■ Task description ■
Show all lines containing "timestamp" from the data below.
Data in this exercise section start
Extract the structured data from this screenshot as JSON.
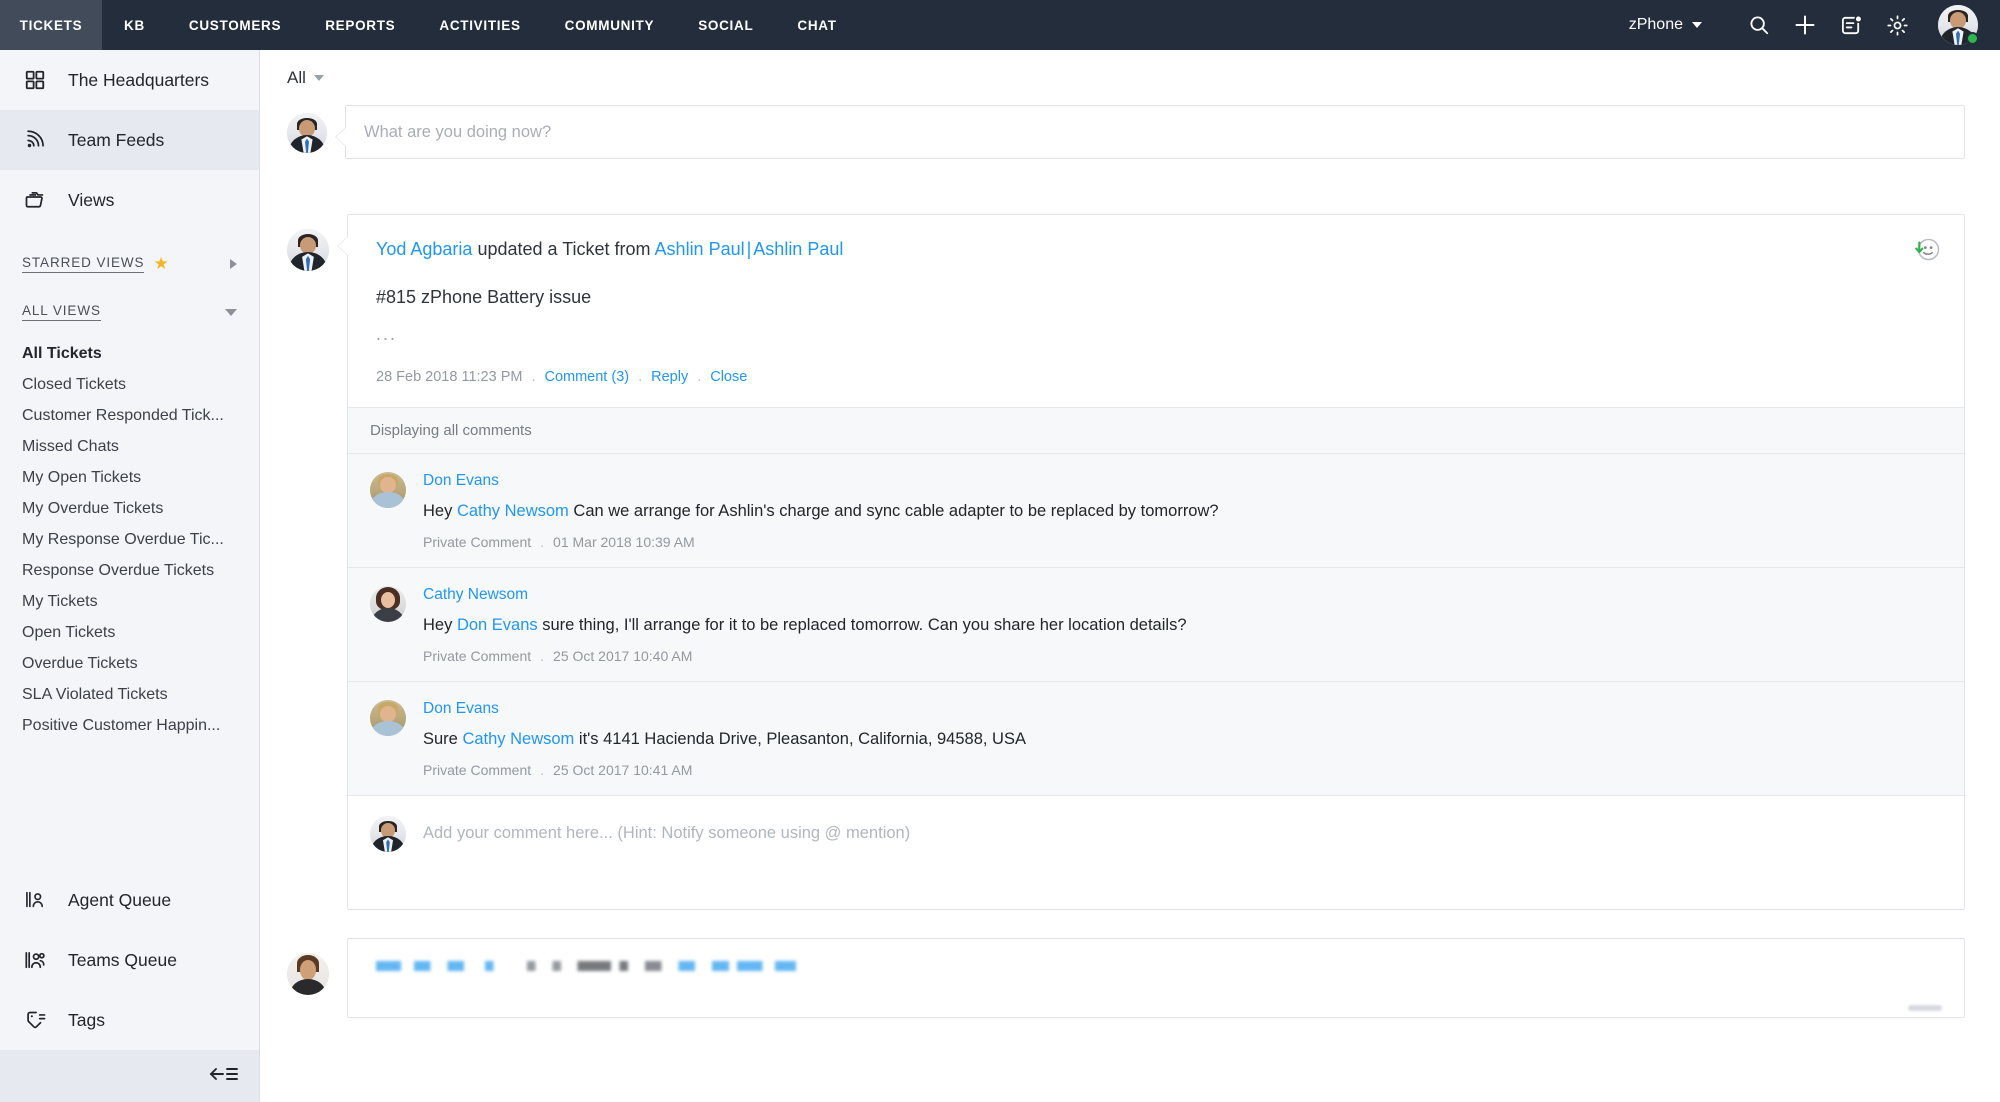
{
  "topnav": {
    "tabs": [
      {
        "label": "TICKETS",
        "active": true
      },
      {
        "label": "KB",
        "active": false
      },
      {
        "label": "CUSTOMERS",
        "active": false
      },
      {
        "label": "REPORTS",
        "active": false
      },
      {
        "label": "ACTIVITIES",
        "active": false
      },
      {
        "label": "COMMUNITY",
        "active": false
      },
      {
        "label": "SOCIAL",
        "active": false
      },
      {
        "label": "CHAT",
        "active": false
      }
    ],
    "brand": "zPhone",
    "icons": [
      "search-icon",
      "add-icon",
      "notes-icon",
      "gear-icon"
    ],
    "user_status": "online",
    "colors": {
      "bar": "#242d3c",
      "active_tab": "#414b5a",
      "status": "#2db84c"
    }
  },
  "sidebar": {
    "main_items": [
      {
        "label": "The Headquarters",
        "icon": "grid-icon",
        "active": false
      },
      {
        "label": "Team Feeds",
        "icon": "feed-icon",
        "active": true
      },
      {
        "label": "Views",
        "icon": "views-folder-icon",
        "active": false
      }
    ],
    "starred_section": {
      "label": "STARRED VIEWS",
      "icon": "star-icon",
      "expander": "chevron-right-icon"
    },
    "all_views_section": {
      "label": "ALL VIEWS",
      "expander": "chevron-down-icon"
    },
    "views": [
      {
        "label": "All Tickets",
        "current": true
      },
      {
        "label": "Closed Tickets",
        "current": false
      },
      {
        "label": "Customer Responded Tick...",
        "current": false
      },
      {
        "label": "Missed Chats",
        "current": false
      },
      {
        "label": "My Open Tickets",
        "current": false
      },
      {
        "label": "My Overdue Tickets",
        "current": false
      },
      {
        "label": "My Response Overdue Tic...",
        "current": false
      },
      {
        "label": "Response Overdue Tickets",
        "current": false
      },
      {
        "label": "My Tickets",
        "current": false
      },
      {
        "label": "Open Tickets",
        "current": false
      },
      {
        "label": "Overdue Tickets",
        "current": false
      },
      {
        "label": "SLA Violated Tickets",
        "current": false
      },
      {
        "label": "Positive Customer Happin...",
        "current": false
      }
    ],
    "bottom_items": [
      {
        "label": "Agent Queue",
        "icon": "agent-queue-icon"
      },
      {
        "label": "Teams Queue",
        "icon": "teams-queue-icon"
      },
      {
        "label": "Tags",
        "icon": "tag-icon"
      }
    ],
    "collapse_icon": "collapse-sidebar-icon",
    "colors": {
      "bg": "#f4f5f8",
      "active": "#e6e9f0"
    }
  },
  "main": {
    "filter": {
      "label": "All",
      "caret": "chevron-down-icon"
    },
    "composer": {
      "placeholder": "What are you doing now?"
    },
    "post": {
      "author": "Yod Agbaria",
      "action": " updated a Ticket from ",
      "from_a": "Ashlin Paul",
      "pipe": "|",
      "from_b": "Ashlin Paul",
      "subject": "#815 zPhone Battery issue",
      "ellipsis": "...",
      "timestamp": "28 Feb 2018 11:23 PM",
      "dot": ".",
      "actions": [
        {
          "label": "Comment (3)"
        },
        {
          "label": "Reply"
        },
        {
          "label": "Close"
        }
      ],
      "happiness_icon": "happy-face-icon"
    },
    "comments_header": "Displaying all comments",
    "comments": [
      {
        "author": "Don Evans",
        "avatar": "av-don",
        "text_pre": "Hey ",
        "mention": "Cathy Newsom",
        "text_post": " Can we arrange for Ashlin's charge and sync cable adapter to be replaced by tomorrow?",
        "visibility": "Private Comment",
        "dot": ".",
        "timestamp": "01 Mar 2018 10:39 AM"
      },
      {
        "author": "Cathy Newsom",
        "avatar": "av-cathy",
        "text_pre": "Hey ",
        "mention": "Don Evans",
        "text_post": " sure thing, I'll arrange for it to be replaced tomorrow. Can you share her location details?",
        "visibility": "Private Comment",
        "dot": ".",
        "timestamp": "25 Oct 2017 10:40 AM"
      },
      {
        "author": "Don Evans",
        "avatar": "av-don",
        "text_pre": "Sure ",
        "mention": "Cathy Newsom",
        "text_post": " it's 4141 Hacienda Drive, Pleasanton, California, 94588, USA",
        "visibility": "Private Comment",
        "dot": ".",
        "timestamp": "25 Oct 2017 10:41 AM"
      }
    ],
    "comment_input": {
      "placeholder": "Add your comment here... (Hint: Notify someone using @ mention)"
    },
    "colors": {
      "link": "#2196f3",
      "comment_bg": "#f7f8f9",
      "border": "#e0e3e8"
    }
  }
}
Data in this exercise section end
■ Result of the task ■
      "timestamp": "28 Feb 2018 11:23 PM",
        "timestamp": "01 Mar 2018 10:39 AM"
        "timestamp": "25 Oct 2017 10:40 AM"
        "timestamp": "25 Oct 2017 10:41 AM"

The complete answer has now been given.